We’ve heard it a million times “eat your vegetables” but maybe we should say “eat your cruciferous vegetables.”
A big part of a healthy midlife diet should include these high fiber, bioactive vegetables. Cruciferous vegetables get their name from the cross-like (crucifix) flower shape of the plant. These super vegetables have been shown to be protective against breast cancer.
Since both my mom and grandmother died of breast cancer, I want to do what I can to protect myself, so along with monthly self exams and annual mammograms, I now include cruciferous super foods into my diet at least three to five times per week.
Not long ago, we made a cruciferous-serious salad of brussels sprout and kale. It’s since become a favorite in our household.
Meet Members of the Cruciferous Family
|Chard||Chinese Cabbage||Collard Greens|
In a recent study of women in China who were already diagnosed with breast cancer, researchers found that women who consumed the most cruciferous vegetables were 62% less likely to die of breast cancer and 35% less likely to have a recurrence of the disease, compared to those who consumed the least. I think that’s pretty powerful research.
Sarah Nechuta, a researcher at the Vanderbilt Epidemiology Center in Nashville, TN and lead author states “this study suggests that cruciferous vegetables and the bioactive compounds in them may be protective against breast cancer.” This is also among the first research to examine women after a breast cancer diagnosis.
The Shanghai Breast Cancer study included nearly 5,000 women between the ages of 20 and 75 years old. The participants were interviewed about 6 months after diagnosis and asked questions about diet, lifestyle and other clinical factors.
They also asked about their intake of cruciferous vegetables at 18 and 36 months after their diagnosis. Those whose consumption was in the top 25% were 62% less likely to die of breast cancer over a five year period. What’s even more interesting is that the same top 25 group were 62% less likely to die of any cause than the bottom 25%.

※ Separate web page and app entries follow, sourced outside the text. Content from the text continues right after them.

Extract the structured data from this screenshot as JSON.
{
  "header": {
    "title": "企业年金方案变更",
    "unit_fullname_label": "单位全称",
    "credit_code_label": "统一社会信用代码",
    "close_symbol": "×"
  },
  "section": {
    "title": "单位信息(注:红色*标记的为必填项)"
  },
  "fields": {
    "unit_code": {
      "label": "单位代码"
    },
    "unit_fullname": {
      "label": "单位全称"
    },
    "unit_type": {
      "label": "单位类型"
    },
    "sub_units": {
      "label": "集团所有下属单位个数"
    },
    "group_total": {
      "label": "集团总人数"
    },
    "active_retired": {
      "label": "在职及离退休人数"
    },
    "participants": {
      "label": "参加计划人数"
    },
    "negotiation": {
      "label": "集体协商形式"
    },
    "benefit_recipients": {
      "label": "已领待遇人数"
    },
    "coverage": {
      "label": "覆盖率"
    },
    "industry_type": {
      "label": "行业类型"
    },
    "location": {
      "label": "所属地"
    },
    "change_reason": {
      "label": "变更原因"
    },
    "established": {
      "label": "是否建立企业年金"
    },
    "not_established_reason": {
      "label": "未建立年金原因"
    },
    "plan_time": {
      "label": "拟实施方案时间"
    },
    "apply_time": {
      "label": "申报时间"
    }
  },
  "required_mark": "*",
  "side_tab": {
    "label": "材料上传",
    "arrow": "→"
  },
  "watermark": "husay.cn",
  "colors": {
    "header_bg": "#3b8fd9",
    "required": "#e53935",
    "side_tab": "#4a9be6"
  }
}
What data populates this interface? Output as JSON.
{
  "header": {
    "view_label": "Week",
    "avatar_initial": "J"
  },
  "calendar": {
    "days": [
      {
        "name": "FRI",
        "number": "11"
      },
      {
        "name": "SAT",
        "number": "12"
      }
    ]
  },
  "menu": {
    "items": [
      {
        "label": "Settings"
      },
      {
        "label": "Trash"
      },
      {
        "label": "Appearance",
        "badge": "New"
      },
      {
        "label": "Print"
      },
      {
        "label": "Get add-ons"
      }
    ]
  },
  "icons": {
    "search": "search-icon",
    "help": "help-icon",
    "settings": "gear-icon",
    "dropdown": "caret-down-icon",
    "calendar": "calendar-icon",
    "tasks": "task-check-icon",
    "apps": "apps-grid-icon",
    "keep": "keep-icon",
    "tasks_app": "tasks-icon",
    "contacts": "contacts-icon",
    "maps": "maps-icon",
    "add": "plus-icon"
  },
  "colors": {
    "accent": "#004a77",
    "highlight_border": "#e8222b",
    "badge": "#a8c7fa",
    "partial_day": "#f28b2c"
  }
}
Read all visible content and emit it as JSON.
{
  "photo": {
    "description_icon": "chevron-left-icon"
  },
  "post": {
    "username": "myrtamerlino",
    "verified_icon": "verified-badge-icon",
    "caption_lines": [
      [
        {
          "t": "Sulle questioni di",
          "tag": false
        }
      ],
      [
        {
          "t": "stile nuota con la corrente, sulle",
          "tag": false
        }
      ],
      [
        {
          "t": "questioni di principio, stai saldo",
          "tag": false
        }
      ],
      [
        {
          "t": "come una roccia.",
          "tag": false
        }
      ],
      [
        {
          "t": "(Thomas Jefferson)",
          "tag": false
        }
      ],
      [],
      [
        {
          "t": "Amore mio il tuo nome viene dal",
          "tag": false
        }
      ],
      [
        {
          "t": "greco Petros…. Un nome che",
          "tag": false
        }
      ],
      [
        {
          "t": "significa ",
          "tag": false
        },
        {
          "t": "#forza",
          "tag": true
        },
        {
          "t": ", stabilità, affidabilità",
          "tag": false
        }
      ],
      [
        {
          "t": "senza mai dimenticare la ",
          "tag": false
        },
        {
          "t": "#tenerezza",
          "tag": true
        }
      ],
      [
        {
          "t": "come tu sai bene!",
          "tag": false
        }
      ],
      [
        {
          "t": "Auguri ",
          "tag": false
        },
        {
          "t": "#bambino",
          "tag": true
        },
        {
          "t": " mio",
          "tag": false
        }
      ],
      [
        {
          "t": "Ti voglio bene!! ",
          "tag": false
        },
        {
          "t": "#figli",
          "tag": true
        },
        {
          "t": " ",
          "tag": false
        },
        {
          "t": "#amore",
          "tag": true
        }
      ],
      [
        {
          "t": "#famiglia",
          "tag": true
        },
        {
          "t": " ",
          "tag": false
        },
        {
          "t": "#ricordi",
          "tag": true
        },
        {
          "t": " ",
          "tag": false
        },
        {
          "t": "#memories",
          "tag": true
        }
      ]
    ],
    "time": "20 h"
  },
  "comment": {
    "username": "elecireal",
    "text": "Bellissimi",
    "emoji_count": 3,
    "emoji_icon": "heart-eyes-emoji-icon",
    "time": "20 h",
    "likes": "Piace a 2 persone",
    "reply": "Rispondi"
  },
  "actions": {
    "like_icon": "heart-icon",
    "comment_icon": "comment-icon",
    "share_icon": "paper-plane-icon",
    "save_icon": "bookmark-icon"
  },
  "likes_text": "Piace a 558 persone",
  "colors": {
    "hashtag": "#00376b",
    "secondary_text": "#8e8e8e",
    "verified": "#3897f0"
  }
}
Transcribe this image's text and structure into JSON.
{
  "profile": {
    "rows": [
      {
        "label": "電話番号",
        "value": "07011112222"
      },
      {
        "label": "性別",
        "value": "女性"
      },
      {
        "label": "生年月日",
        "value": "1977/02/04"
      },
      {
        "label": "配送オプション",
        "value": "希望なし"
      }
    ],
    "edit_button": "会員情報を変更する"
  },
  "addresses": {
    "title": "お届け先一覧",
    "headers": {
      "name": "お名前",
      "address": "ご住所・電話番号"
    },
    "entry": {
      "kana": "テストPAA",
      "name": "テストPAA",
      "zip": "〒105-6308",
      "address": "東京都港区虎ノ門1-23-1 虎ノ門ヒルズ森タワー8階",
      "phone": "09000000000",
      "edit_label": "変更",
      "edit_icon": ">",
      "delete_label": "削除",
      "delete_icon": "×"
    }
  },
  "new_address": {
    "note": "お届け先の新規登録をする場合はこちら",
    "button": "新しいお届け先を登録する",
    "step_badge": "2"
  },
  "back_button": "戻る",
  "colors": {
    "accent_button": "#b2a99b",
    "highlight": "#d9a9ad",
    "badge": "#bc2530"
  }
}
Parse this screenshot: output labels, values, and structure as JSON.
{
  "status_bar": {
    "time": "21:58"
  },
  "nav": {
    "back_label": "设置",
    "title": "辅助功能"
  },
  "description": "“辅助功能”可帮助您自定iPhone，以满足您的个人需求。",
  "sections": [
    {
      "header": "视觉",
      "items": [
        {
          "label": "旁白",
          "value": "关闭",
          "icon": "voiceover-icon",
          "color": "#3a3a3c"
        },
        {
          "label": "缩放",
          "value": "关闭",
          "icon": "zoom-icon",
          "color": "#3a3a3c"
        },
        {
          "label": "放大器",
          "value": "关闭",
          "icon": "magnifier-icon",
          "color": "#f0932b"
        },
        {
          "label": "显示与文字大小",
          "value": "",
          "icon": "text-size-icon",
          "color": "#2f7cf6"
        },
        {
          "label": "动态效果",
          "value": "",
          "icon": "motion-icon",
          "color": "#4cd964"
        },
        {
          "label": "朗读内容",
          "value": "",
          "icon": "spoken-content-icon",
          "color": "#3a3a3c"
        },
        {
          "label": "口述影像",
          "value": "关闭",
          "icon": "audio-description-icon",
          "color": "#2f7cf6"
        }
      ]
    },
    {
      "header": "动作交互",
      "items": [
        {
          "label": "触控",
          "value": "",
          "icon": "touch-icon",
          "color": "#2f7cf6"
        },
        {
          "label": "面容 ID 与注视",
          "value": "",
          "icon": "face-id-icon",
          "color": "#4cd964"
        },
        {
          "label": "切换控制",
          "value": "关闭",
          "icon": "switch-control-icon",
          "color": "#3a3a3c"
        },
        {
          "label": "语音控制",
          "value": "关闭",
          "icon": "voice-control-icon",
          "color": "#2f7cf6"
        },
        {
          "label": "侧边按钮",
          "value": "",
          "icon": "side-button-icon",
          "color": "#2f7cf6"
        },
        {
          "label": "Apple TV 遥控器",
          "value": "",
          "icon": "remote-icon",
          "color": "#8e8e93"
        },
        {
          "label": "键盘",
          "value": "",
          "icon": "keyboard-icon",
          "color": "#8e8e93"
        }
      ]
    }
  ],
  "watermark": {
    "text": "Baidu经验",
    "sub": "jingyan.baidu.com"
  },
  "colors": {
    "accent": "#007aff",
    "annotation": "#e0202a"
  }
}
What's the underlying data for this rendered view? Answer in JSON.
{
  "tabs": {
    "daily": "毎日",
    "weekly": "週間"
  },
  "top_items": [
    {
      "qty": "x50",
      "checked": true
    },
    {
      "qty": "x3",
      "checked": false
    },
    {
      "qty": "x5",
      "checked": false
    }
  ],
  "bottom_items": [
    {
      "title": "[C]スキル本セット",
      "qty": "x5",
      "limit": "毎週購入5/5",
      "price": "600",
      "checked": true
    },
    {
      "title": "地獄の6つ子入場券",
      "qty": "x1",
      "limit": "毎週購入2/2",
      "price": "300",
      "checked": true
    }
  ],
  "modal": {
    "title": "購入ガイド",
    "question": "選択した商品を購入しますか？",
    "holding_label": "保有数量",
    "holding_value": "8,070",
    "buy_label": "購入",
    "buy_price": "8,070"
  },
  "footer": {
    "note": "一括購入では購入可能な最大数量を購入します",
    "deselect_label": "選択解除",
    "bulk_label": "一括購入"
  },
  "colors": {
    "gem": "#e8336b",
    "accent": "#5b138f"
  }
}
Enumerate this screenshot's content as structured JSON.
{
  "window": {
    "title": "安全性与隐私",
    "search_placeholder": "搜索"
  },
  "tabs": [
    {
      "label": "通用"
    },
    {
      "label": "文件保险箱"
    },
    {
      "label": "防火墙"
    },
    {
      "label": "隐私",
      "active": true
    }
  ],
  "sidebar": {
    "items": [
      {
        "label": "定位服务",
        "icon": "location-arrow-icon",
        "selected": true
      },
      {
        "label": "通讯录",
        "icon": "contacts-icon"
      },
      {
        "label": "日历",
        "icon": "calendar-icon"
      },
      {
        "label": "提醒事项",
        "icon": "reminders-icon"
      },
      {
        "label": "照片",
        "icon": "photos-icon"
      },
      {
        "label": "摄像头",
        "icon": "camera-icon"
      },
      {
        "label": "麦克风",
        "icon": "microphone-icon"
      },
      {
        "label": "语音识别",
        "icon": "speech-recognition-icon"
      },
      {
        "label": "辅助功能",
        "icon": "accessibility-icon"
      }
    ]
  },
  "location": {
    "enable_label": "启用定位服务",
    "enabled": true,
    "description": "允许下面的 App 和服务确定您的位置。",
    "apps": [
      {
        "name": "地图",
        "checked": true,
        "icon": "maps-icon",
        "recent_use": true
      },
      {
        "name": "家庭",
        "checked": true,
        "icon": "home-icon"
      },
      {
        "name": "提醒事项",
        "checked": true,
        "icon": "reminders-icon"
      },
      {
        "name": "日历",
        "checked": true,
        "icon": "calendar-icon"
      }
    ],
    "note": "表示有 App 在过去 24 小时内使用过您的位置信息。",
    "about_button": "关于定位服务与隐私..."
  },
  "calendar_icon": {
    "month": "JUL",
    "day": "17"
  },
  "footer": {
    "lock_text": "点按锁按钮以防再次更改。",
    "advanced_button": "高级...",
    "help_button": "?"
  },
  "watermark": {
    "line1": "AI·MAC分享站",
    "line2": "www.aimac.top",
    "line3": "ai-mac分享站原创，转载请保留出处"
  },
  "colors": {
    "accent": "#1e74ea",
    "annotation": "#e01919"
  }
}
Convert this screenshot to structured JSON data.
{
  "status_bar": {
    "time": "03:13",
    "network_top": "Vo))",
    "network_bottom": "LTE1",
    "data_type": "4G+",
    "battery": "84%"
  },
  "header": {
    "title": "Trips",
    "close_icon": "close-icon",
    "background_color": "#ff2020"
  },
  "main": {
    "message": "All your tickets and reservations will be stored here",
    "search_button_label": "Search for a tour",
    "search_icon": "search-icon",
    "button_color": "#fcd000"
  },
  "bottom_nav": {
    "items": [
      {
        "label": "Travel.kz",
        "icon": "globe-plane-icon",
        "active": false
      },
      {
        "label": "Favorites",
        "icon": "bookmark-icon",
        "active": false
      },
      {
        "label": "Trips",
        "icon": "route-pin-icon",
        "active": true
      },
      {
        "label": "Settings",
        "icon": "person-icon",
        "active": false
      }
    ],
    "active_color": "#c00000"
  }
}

Nechuta also states that “The Vanderbilt group previously found a link between cruciferous vegetable consumption and fewer deaths and less heart disease among Chinese adults, suggesting that this food group might bestow overall survival benefits.”
This same researcher did note that North American women may not see the same benefits since different cruciferous vegetables with different bioactive compounds are more popular in the U.S., like broccoli rather than bok choy.
Either way, adding more cruciferous vegetables to your diet can’t hurt and will most likely be quite beneficial. Why not make these changes starting today and embrace a healthier you!